Volunteering, in its rooted sense, generally means you sweat the stuff in exchange for something valuable whether it’s food, accommodation or both. The reason for fees, according to the organizations, was for the basic necessities of volunteers while immersing in the programs they choose. The reasoning didn’t work for me. It meant I had to pay to work instead of getting paid in kind for my industry.
I learned about fees when I started searching for a volunteering opportunity in Thailand. It was solely to sustain a few days more of staying in the country. The search took longer than expected but I finally found one that offered free accommodation in exchange for maintaining a park. I contacted the owner and agreed to meet in the place to discuss the terms.
He was an agreeable Australian man in his sixties who owned three big properties in Chiang Rai. He decided to live in Chiang Rai since he set foot in South East Asia in the eighties.
We visited all his properties. All had potential for business and growth but all needed serious maintenance. We chose the most accessible property – an untended rock climbing park – with neighboring houses. We only had to clean and maintain it for the four days that we intended to stay. It was an okay deal although I hesitated for a few hours when I started thinking about the return for us. Nevertheless, we started the following day.
The moment we set foot in the park, we started securing what we needed for our stay.
First, water and electricity. He taught us how to operate the main switch. We filled the tanks. The result?
The water tanks weren’t washed for so long. We decided to drain the first and second fill until the water coming out of the faucet cleared. Of course, it wasn’t potable for drinking.
All things and common placed needed thorough cleaning.
There were two shacks. One contained the rock climbing equipments which were locked the entire time except when there were backpackers who came to climb. The other shack had a room for volunteers with two adjacent toilets. We had to clean it thoroughly before it became livable based on my standards of a basic room! I can’t imagine how the previous volunteer stayed in that room for a month, or maybe he added to the mess.
My consolation was it felt like Bramasole when it was first acquired by Diane Lane’s character in “Under the Tuscan Sun” where everything needed fixing at the start. She was able to bring back its former glory with the help of the original carpenter of the house and his small team. If only I owned the place!

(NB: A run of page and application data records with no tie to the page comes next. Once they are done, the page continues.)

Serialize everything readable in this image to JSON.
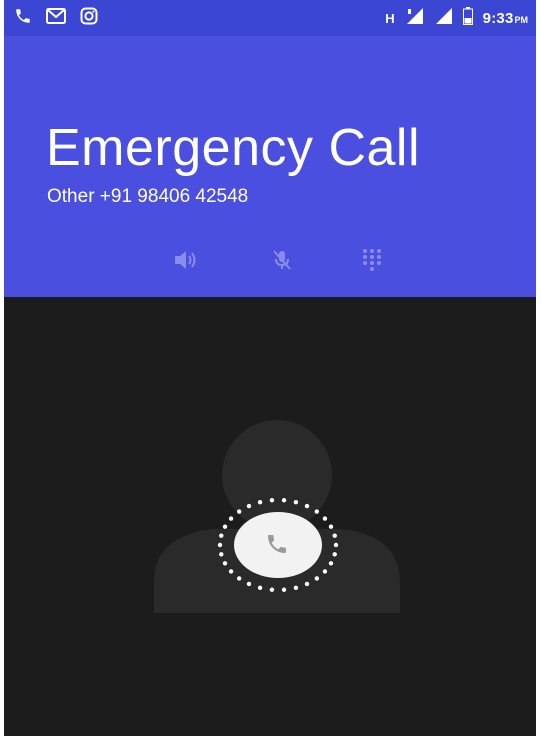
{
  "status_bar": {
    "left_icons": [
      "phone-icon",
      "gmail-icon",
      "instagram-icon"
    ],
    "network_label": "H",
    "time": "9:33",
    "ampm": "PM",
    "bar_color": "#3b46d3"
  },
  "call": {
    "title": "Emergency Call",
    "subtitle": "Other +91 98406 42548",
    "header_color": "#4a4fdf"
  },
  "actions": [
    {
      "name": "speaker-button",
      "icon": "speaker-icon"
    },
    {
      "name": "mute-button",
      "icon": "mic-off-icon"
    },
    {
      "name": "dialpad-button",
      "icon": "dialpad-icon"
    }
  ],
  "incoming": {
    "answer_icon": "phone-icon",
    "background_color": "#1c1c1c"
  }
}
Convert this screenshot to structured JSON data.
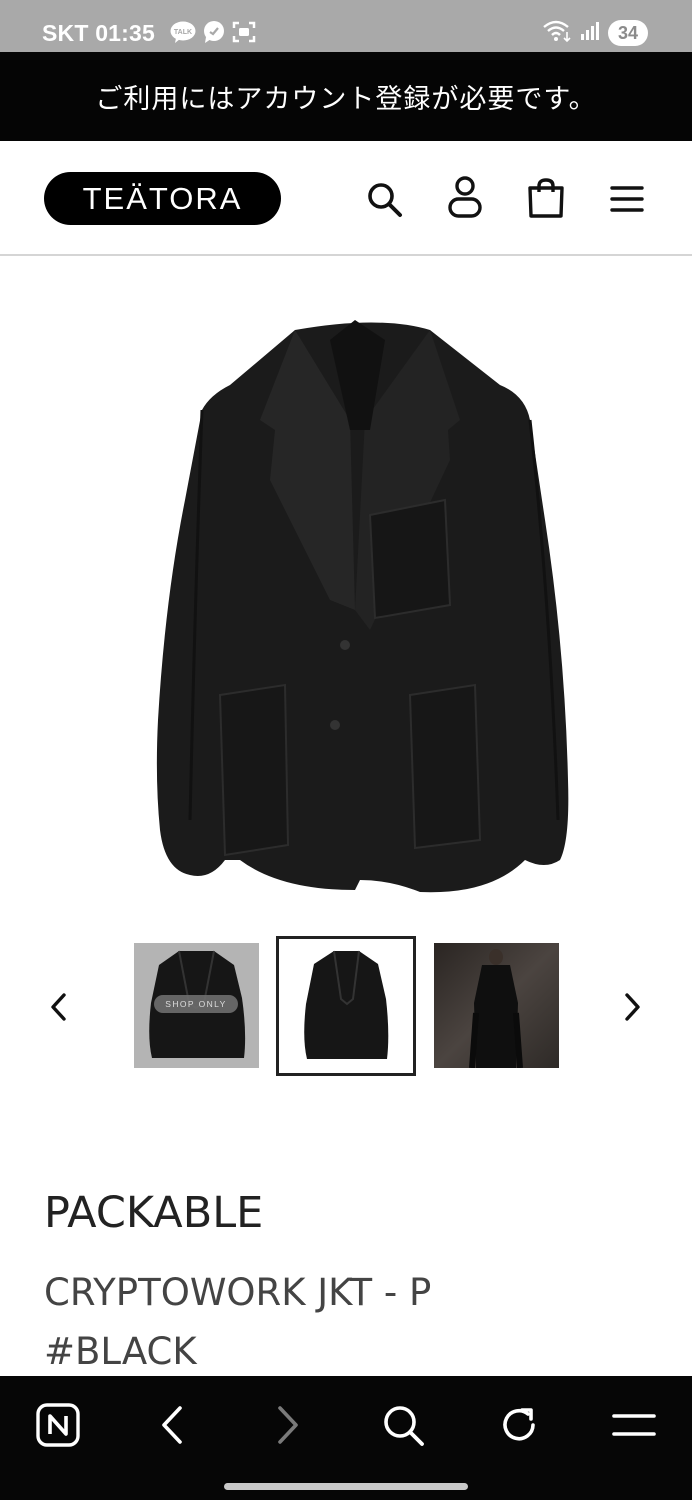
{
  "status_bar": {
    "carrier_time": "SKT 01:35",
    "talk_badge": "TALK",
    "battery": "34"
  },
  "banner": {
    "text": "ご利用にはアカウント登録が必要です。"
  },
  "header": {
    "logo": "TEÄTORA",
    "icons": [
      "search-icon",
      "account-icon",
      "cart-icon",
      "menu-icon"
    ]
  },
  "gallery": {
    "thumbnails": [
      {
        "badge": "SHOP ONLY",
        "selected": false
      },
      {
        "selected": true
      },
      {
        "selected": false
      }
    ]
  },
  "product": {
    "title": "PACKABLE",
    "name_line1": "CRYPTOWORK JKT - P",
    "name_line2": "#BLACK"
  },
  "toolbar": {
    "icons": [
      "naver-home-icon",
      "back-icon",
      "forward-icon",
      "search-icon",
      "refresh-icon",
      "menu-icon"
    ]
  },
  "colors": {
    "banner_bg": "#050505",
    "toolbar_bg": "#060606",
    "status_bar_bg": "#a9a9a9"
  }
}
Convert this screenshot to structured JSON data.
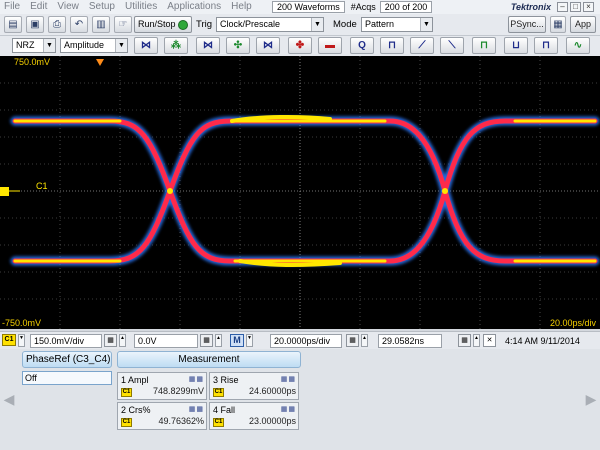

I support volunteering for the contribution it provides a community. However, we just need to choose what best fits us to be able to serve better. Our experience in Chiang Rai was not what I envisioned it but I learned a lot from the experience.
Everyday was survival-mode camping. Good thing I learned how to start a fire during my girl scouting days. My brother learned it when we were there. See, those little things they teach you in your elementary years are the most useful! *wink*wink*
Cleaning the park was fine because there were available tools.
Even the kitchen area needed a whole lot of cleaning which we cleaned up the first day we were there. Most of the kitchen equipments weren’t functioning but at least, we had usable utensils.
Waking up to this
and seeing this.
And I learned bouldering from the backpackers who visited the park on the second day. The advice given before by a climber, in order for you to be safe (especially if you have no gear), is to “feel the rocks” so that you know where to step or hold. I find it effective until today when I hike.
Given the chance, I will still join a volunteering activity but next time, it had to be with a bigger team helping a bigger community. It takes more courage to do volunteering on your own or with someone. :-)